What this task involves
Of the lines below, copy those that hold the word "title".

Recorded data
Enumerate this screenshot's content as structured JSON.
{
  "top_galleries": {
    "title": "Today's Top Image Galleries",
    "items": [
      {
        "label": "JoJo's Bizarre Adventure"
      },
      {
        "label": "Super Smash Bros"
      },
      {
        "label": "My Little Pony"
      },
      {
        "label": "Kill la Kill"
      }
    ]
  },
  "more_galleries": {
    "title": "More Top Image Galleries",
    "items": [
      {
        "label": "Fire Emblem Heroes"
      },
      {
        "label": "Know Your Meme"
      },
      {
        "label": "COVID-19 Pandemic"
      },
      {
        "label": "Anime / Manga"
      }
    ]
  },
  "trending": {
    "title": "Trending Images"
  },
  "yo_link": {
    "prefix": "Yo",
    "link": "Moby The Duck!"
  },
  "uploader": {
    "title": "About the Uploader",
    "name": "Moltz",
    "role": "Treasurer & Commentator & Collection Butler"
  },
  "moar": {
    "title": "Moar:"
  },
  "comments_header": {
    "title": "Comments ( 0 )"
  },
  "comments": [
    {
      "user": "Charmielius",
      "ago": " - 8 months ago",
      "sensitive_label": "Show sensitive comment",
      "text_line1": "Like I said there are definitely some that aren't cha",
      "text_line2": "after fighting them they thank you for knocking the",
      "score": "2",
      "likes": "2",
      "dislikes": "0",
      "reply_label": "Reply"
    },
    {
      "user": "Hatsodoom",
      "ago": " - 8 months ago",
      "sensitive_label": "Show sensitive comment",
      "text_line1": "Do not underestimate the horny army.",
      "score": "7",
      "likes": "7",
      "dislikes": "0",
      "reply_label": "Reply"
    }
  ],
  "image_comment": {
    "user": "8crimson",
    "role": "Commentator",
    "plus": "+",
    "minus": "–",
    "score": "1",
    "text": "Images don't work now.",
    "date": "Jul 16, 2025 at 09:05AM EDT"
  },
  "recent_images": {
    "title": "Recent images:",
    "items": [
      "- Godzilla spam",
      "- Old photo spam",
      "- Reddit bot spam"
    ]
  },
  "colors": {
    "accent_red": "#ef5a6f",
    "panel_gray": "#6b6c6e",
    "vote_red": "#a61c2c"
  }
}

Solution for this problem
    "title": "Today's Top Image Galleries",
    "title": "More Top Image Galleries",
    "title": "Trending Images"
    "title": "About the Uploader",
    "title": "Moar:"
    "title": "Comments ( 0 )"
    "title": "Recent images:",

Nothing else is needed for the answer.